You might think there’s a quick solution for these types of things but often, patients can live with them for years. Some surgeries can help drain abscesses or open the fistula to heal it, but success rates vary and they often end up recurring.
Anorectal abscess and fistula are among the most common diseases encountered in adults. Abscess and fistula should be considered the acute and chronic phase of the same anorectal infection.
Treatment of AF is challenging. Options abound with variable results. Biologic alternatives typically should be considered low-risk options with variable success rates. While they do provide hope as we develop newer material, initial results are not necessarily associated with significant long-term advantages over traditional surgical treatment. The
An anal abscess is a condition that occurs when there is a buildup of pus near the anus. They can be quite painful. The most common cause of anal abscesses is an infection that develops in the anal glands. The most common type of anal abscess is a perianal abscess, which looks like a swollen boil near the anus.
Fistula management is much more complicated. It requires striking a balance between rates of healing and potential alteration of fecal continence. This, therefore, requires much more finesse. Many techniques are now available in the armamentarium of the surgeon who treats fistula-in-ano.

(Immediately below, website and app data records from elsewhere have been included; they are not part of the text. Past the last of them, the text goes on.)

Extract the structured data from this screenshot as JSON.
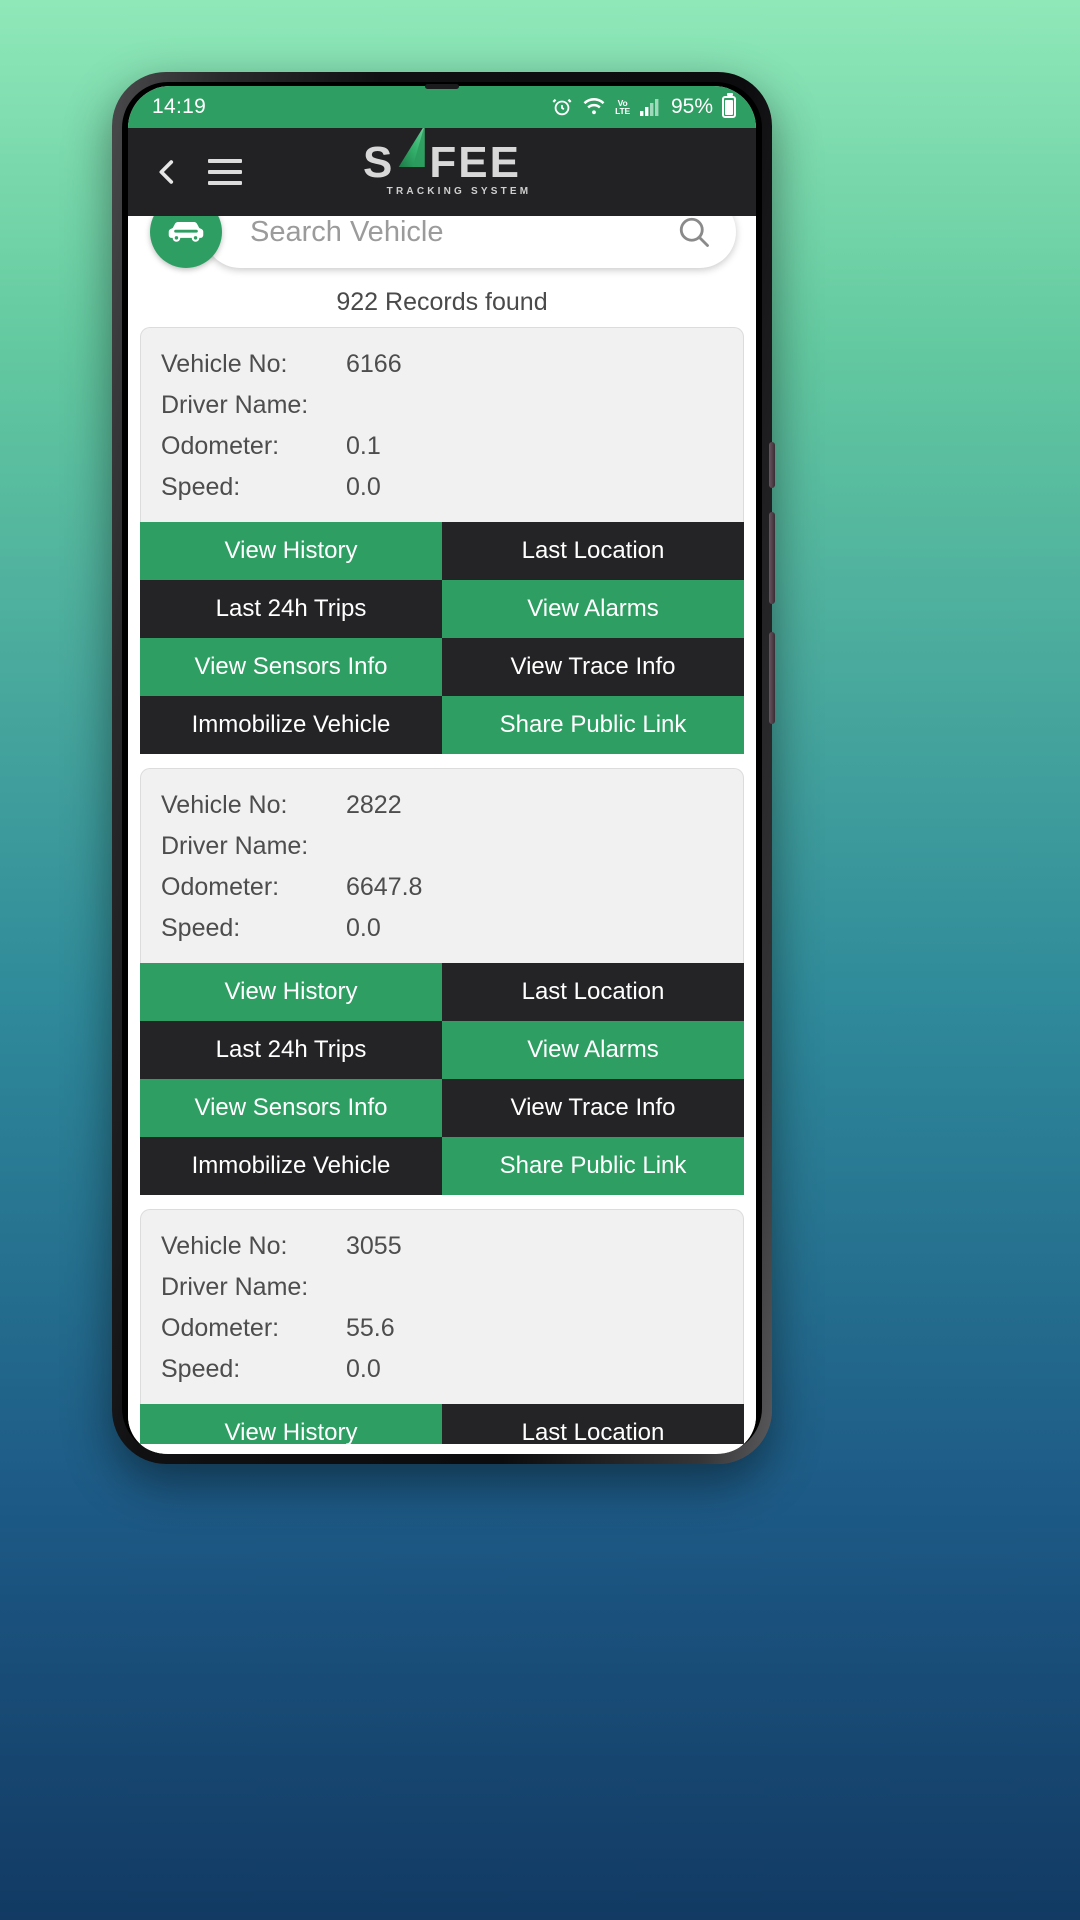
{
  "status_bar": {
    "time": "14:19",
    "battery_percent": "95%",
    "icons": [
      "alarm-icon",
      "wifi-icon",
      "volte-icon",
      "signal-icon",
      "battery-icon"
    ],
    "volte_top": "Vo",
    "volte_bottom": "LTE",
    "background_color": "#2f9e63"
  },
  "app_bar": {
    "back_label": "Back",
    "menu_label": "Menu",
    "logo_left": "S",
    "logo_right": "FEE",
    "logo_tagline": "TRACKING SYSTEM",
    "background_color": "#222224",
    "accent_color": "#2f9e63"
  },
  "search": {
    "placeholder": "Search Vehicle",
    "value": "",
    "vehicle_icon": "car-icon",
    "search_icon": "search-icon"
  },
  "results": {
    "count_text": "922 Records found"
  },
  "labels": {
    "vehicle_no": "Vehicle No:",
    "driver_name": "Driver Name:",
    "odometer": "Odometer:",
    "speed": "Speed:"
  },
  "actions": [
    {
      "label": "View History",
      "style": "green"
    },
    {
      "label": "Last Location",
      "style": "dark"
    },
    {
      "label": "Last 24h Trips",
      "style": "dark"
    },
    {
      "label": "View Alarms",
      "style": "green"
    },
    {
      "label": "View Sensors Info",
      "style": "green"
    },
    {
      "label": "View Trace Info",
      "style": "dark"
    },
    {
      "label": "Immobilize Vehicle",
      "style": "dark"
    },
    {
      "label": "Share Public Link",
      "style": "green"
    }
  ],
  "vehicles": [
    {
      "vehicle_no": "6166",
      "driver_name": "",
      "odometer": "0.1",
      "speed": "0.0"
    },
    {
      "vehicle_no": "2822",
      "driver_name": "",
      "odometer": "6647.8",
      "speed": "0.0"
    },
    {
      "vehicle_no": "3055",
      "driver_name": "",
      "odometer": "55.6",
      "speed": "0.0"
    }
  ]
}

Back in late October, I started getting some serious painage down in the valley and I had no idea what was going on. I felt swelling, tenderness, and much much pain. From there I decided to see a doctor...
An anal abscess is an infected cavity filled with pus found near the anus or rectum. Ninety percent of abscesses are the result of an acute infection in the internal glands of the anus. Occasionally, bacteria, fecal material or foreign matter can clog an anal gland and tunnel into the tissue around the anus or rectum, where it may then collect in a cavity called an abscess.

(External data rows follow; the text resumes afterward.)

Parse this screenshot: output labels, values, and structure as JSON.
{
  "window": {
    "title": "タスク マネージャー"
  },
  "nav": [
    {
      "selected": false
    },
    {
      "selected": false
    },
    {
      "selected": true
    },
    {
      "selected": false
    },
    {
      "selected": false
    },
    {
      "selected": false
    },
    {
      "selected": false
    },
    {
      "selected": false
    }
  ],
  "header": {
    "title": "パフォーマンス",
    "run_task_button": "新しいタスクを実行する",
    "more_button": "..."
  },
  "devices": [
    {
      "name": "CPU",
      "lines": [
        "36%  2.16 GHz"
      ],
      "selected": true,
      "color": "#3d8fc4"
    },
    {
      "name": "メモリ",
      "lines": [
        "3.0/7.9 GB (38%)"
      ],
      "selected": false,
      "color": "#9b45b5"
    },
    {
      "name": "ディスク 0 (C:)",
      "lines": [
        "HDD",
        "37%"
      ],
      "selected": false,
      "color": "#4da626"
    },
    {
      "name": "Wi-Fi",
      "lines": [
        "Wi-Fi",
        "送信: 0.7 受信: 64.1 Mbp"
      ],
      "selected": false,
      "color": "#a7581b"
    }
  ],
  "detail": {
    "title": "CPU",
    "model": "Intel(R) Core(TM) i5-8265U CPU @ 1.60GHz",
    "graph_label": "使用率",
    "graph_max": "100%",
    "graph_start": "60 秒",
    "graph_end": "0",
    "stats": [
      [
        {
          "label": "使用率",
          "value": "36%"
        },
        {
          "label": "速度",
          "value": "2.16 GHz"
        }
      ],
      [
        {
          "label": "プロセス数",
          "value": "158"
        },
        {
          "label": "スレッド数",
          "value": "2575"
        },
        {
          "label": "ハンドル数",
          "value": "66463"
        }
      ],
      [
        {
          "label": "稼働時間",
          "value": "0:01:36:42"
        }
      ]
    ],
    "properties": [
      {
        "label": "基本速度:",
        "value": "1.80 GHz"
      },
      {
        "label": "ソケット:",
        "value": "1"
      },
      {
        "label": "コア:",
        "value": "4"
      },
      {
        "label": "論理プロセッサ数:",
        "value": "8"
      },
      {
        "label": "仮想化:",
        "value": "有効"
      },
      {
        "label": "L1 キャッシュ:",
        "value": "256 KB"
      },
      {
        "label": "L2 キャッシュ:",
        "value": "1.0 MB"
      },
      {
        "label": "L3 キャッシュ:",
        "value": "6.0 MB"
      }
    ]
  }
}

An anal fistula (also commonly called fistula-in-ano) is frequently the result of a previous or current anal abscess. This occurs in up to 50% of patients with abscesses.
Common causes of anorectal abscess include:
•Blocked glands in the anal area
•Infection of an anal fissure
•Sexually transmitted infection (STD)
The outcome is good if the abscess is treated promptly. One study found that 31% of patients who had incision and drainage of perianal abscess developed a fistula. Patients aged under 40 years and patients without diabetes seemed to be at higher risk.